First open your lens up all the way to the largest f/stop, such as f/1.4 or f/2. Next take a metered light reading at the recommended ASA for the film you're using. If the shutter speed isn't fast enough, start turning your ASA dial and you'll note that each time you double the ASA setting you can also double the shutter speed. Stop when you have a fast-enough shutter setting to take your shot.

Finally, develop (or have developed) your film at the ASA setting you used. There are many products on the market that will enable you to do this, and it you don't want to do it there are labs that will.

And P.S., a word of caution: Don't change the ASA once you've started -- the whole roll has to be shot at the same ASA setting.

Q: I will be taking a cruise to Alaska next September and would like to photograph the glaciers. Other people's photos that I've seen all have an extremely blue cast in the snow scenes.
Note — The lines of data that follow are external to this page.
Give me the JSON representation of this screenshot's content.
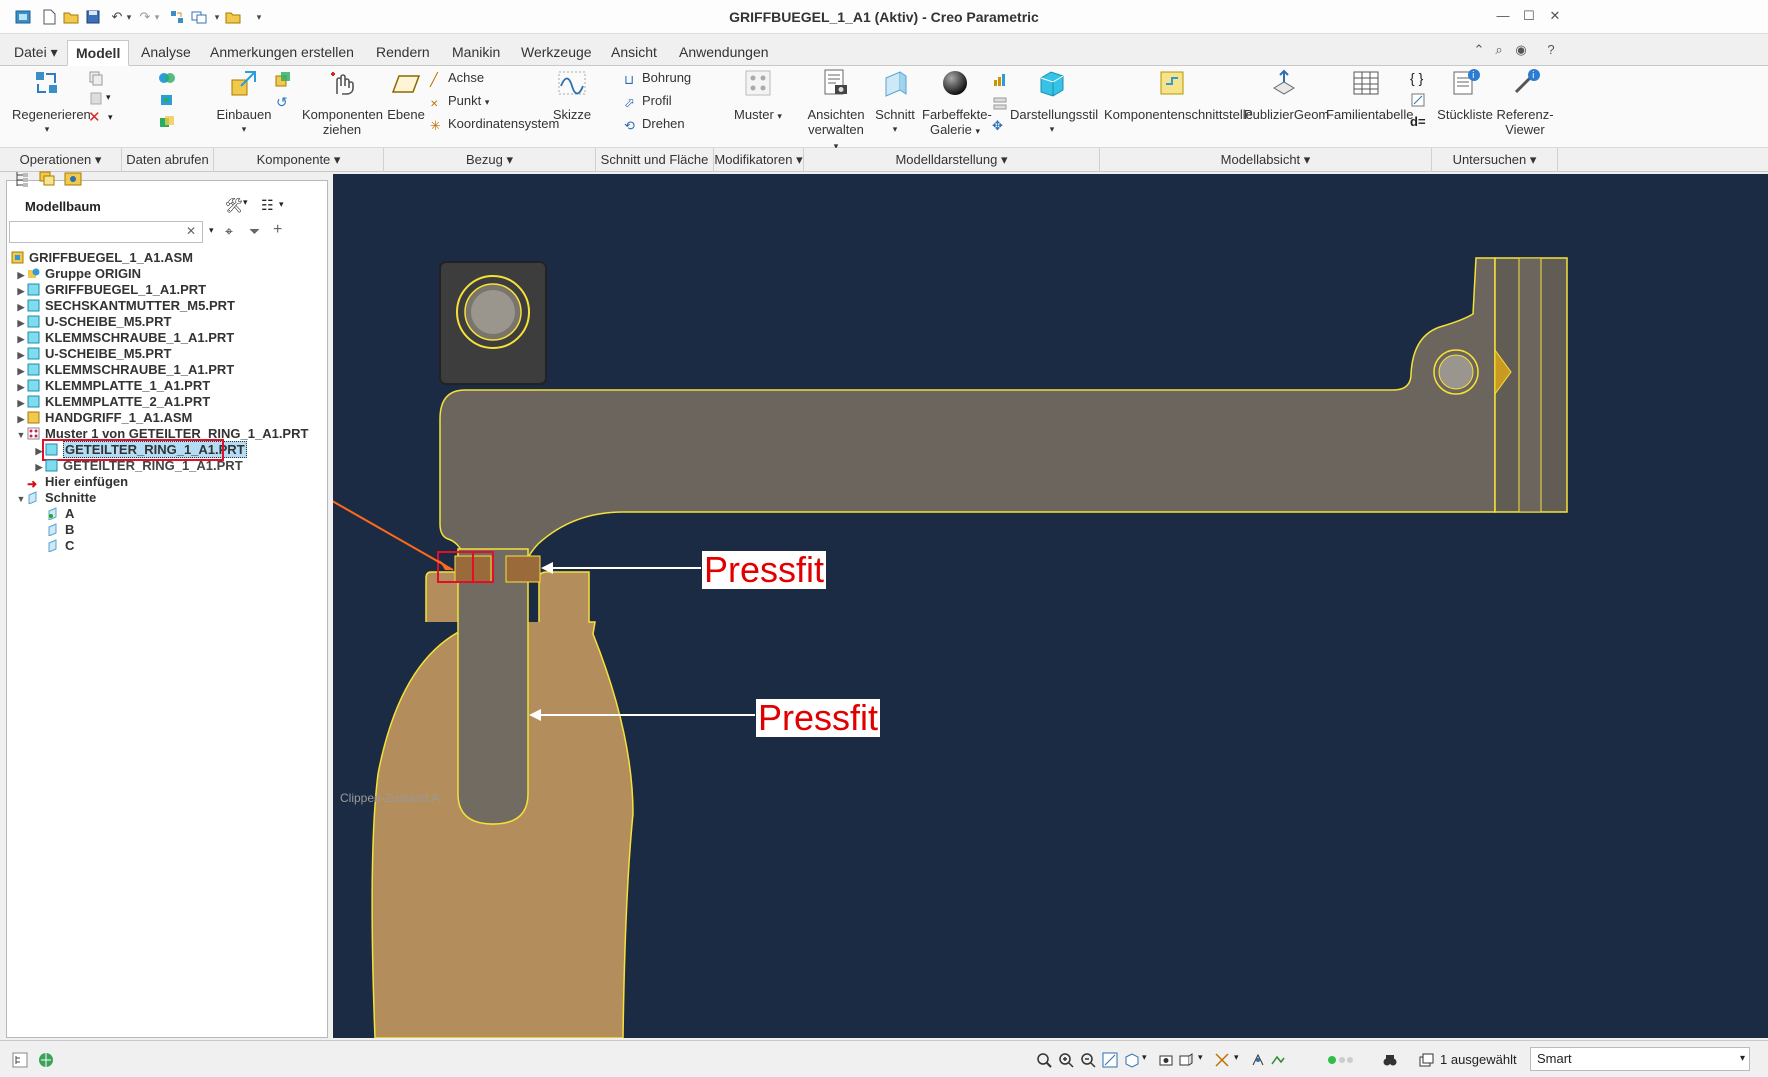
{
  "window": {
    "title": "GRIFFBUEGEL_1_A1 (Aktiv) - Creo Parametric"
  },
  "tabs": [
    {
      "label": "Datei"
    },
    {
      "label": "Modell"
    },
    {
      "label": "Analyse"
    },
    {
      "label": "Anmerkungen erstellen"
    },
    {
      "label": "Rendern"
    },
    {
      "label": "Manikin"
    },
    {
      "label": "Werkzeuge"
    },
    {
      "label": "Ansicht"
    },
    {
      "label": "Anwendungen"
    }
  ],
  "ribbon": {
    "regenerieren": "Regenerieren",
    "einbauen": "Einbauen",
    "komponenten_ziehen_1": "Komponenten",
    "komponenten_ziehen_2": "ziehen",
    "ebene": "Ebene",
    "achse": "Achse",
    "punkt": "Punkt",
    "koordinatensystem": "Koordinatensystem",
    "skizze": "Skizze",
    "bohrung": "Bohrung",
    "profil": "Profil",
    "drehen": "Drehen",
    "muster": "Muster",
    "ansichten_1": "Ansichten",
    "ansichten_2": "verwalten",
    "schnitt": "Schnitt",
    "farbeffekte_1": "Farbeffekte-",
    "farbeffekte_2": "Galerie",
    "darstellungsstil": "Darstellungsstil",
    "komponentenschnittstelle": "Komponentenschnittstelle",
    "publiziergeom": "PublizierGeom",
    "familientabelle": "Familientabelle",
    "stueckliste": "Stückliste",
    "referenz_1": "Referenz-",
    "referenz_2": "Viewer"
  },
  "groups": [
    {
      "label": "Operationen"
    },
    {
      "label": "Daten abrufen"
    },
    {
      "label": "Komponente"
    },
    {
      "label": "Bezug"
    },
    {
      "label": "Schnitt und Fläche"
    },
    {
      "label": "Modifikatoren"
    },
    {
      "label": "Modelldarstellung"
    },
    {
      "label": "Modellabsicht"
    },
    {
      "label": "Untersuchen"
    }
  ],
  "modelltree": {
    "title": "Modellbaum",
    "search_value": "",
    "items": [
      {
        "label": "GRIFFBUEGEL_1_A1.ASM"
      },
      {
        "label": "Gruppe ORIGIN"
      },
      {
        "label": "GRIFFBUEGEL_1_A1.PRT"
      },
      {
        "label": "SECHSKANTMUTTER_M5.PRT"
      },
      {
        "label": "U-SCHEIBE_M5.PRT"
      },
      {
        "label": "KLEMMSCHRAUBE_1_A1.PRT"
      },
      {
        "label": "U-SCHEIBE_M5.PRT"
      },
      {
        "label": "KLEMMSCHRAUBE_1_A1.PRT"
      },
      {
        "label": "KLEMMPLATTE_1_A1.PRT"
      },
      {
        "label": "KLEMMPLATTE_2_A1.PRT"
      },
      {
        "label": "HANDGRIFF_1_A1.ASM"
      },
      {
        "label": "Muster 1 von GETEILTER_RING_1_A1.PRT"
      },
      {
        "label": "GETEILTER_RING_1_A1.PRT"
      },
      {
        "label": "GETEILTER_RING_1_A1.PRT"
      },
      {
        "label": "Hier einfügen"
      },
      {
        "label": "Schnitte"
      },
      {
        "label": "A"
      },
      {
        "label": "B"
      },
      {
        "label": "C"
      }
    ]
  },
  "viewport": {
    "clip_label": "Clippen-Zustand:A",
    "annotation_1": "Pressfit",
    "annotation_2": "Pressfit"
  },
  "status": {
    "selected": "1 ausgewählt",
    "filter": "Smart"
  },
  "colors": {
    "viewport_bg": "#1c2b44",
    "part_gray": "#6b655d",
    "handle_tan": "#b38d5c",
    "outline_yellow": "#f5e13a",
    "annotation_red": "#e00000"
  }
}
Can you advise me of any filters to eliminate some of the blue, and which type of film do you recommend for color slides?

A: A 1A Skylight filter will solve the problem of excess blueness. You can just leave this filter on for all your shooting, since there will be no change in exposure and the slightly warm cast won't hurt your other scenic shots.

The slide film I'd recommend is Kodachrome, either 64 or 25 -- the 25 has a slightly warmer cast. The Fuji and Agfa films are also higher in yellow, which cuts the blueness of the ice. Ektachrome, on the other hand, turns out bluer than these -- I'll bet that's what you saw with the cold tones.

Try to take your snow and ice scenes on sunny days if you like warmer tints.

When the sun is behind clouds, the cold blue of the sky reflects on the snow and ice resulting in a very cold overall cast.

Q: I just received a Pentax ME as a present. This is the first 35-mm camera I've owned or operated. I know how to focus and shoot the picture -- and that's about it. Could you recommend some books for a beginner like me? One that explains in simple terms all the functions of a camera? Also, could you tell me what's the correct film to use indoors without a flash?

A: There are several books on the shelves that you should look at. The Amphoto Pocket Companion: Pentax MX and ME, by Gene Balsley, new on the market at $4.95, is a good overall textbook and it's a small handy size that you can take along with your camera. Another is Pentax SLR Cameras, by Carl Shipman of HP Books at $5.95, a clearly written, information-packed book on all aspects of the Pentax SLR. A third recommendation, which will give you ideas and instruction in the use of 35-mm cameras, is the very practical and interesting How to Take Great Pictures With Your SLR, by Lou Jacobs -- another HP Book at $7.95.

The answer to your indoor shooting is to use Type B (tungsten) film when shooting indoors under incandescent lights, but use outdoor color film when shooting with flash.

Q: Without purchasing another camera, I would like to use my Vivitar 603 Telepocket for close-up work. Is there a special lens or any other adaptation that would make this possible?

A: The Vivitar 603 Telepocket camera is not adaptable for close-up photography because its lenses are fixed-focus -- that is, both the normal 24-mm f/7 and the tele 36-mm f/7 focus from five feet to infinity. There's just no way to adapt either a close-up lens or any other gadget so you could focus closer, and even if you change the focus on the lens there's no way to adjust it.

I'm afraid you'll have to exchange your camera for a more sophisticated model if you also want to do close-up photography.

Q: I own a Zeiss-Ikon (German) 35-mm camera that's 30 years old. Do you know of any camera mechanic who can put threads on my lens mount so I can attach the newer macro lenses to it?

A: I called a number of expert repairmen about your problem, and the consensus was that you should get a new camera. The problems of adapting a modern lens to an older camera are many -- and all the solutions are so expensive that it just wouldn't pay to adapt. The new retrofocus lenses used on SLR (single-lens reflex) cameras focus on a different focal plane. And hardly any repair shop has the milling equipment necessary to re-thread a lens mount -- so you would need both a repair shop and a machine shop -- at considerable cost.